[Page and application data records]
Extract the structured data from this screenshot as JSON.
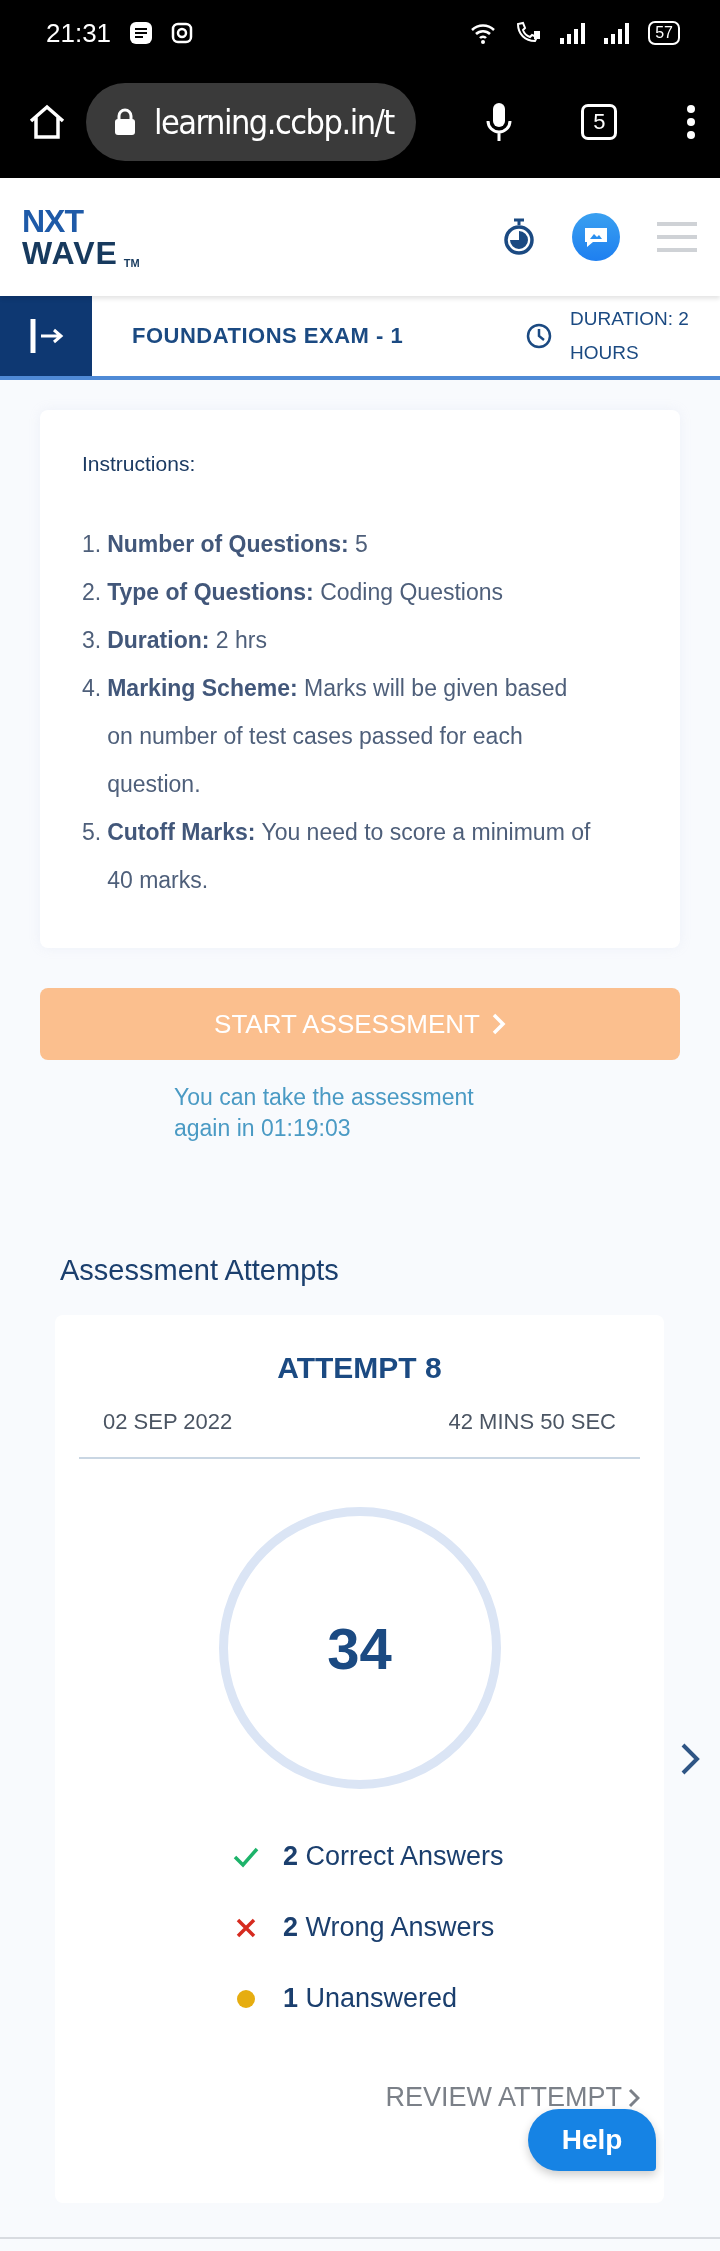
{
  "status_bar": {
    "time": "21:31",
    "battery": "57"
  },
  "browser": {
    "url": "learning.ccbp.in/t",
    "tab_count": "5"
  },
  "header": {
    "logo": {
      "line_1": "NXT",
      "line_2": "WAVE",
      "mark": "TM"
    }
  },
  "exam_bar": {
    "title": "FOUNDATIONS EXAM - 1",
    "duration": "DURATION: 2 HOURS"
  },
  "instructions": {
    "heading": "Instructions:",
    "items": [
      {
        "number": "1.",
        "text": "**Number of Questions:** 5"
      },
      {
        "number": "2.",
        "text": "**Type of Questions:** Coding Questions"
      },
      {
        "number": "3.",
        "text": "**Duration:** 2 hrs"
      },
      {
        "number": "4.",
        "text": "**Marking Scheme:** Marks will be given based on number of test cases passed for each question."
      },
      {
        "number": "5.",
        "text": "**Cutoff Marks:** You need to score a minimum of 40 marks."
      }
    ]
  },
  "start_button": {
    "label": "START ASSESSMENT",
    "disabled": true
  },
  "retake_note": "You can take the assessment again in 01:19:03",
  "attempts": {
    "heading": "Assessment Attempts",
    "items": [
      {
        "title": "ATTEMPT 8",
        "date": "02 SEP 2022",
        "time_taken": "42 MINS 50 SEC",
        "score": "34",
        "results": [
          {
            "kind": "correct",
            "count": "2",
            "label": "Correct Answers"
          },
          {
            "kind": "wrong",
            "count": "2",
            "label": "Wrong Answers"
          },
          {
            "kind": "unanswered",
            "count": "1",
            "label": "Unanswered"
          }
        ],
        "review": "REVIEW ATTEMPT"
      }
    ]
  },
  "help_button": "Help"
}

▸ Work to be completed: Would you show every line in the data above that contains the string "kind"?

▸ Task response:
            "kind": "correct",
            "kind": "wrong",
            "kind": "unanswered",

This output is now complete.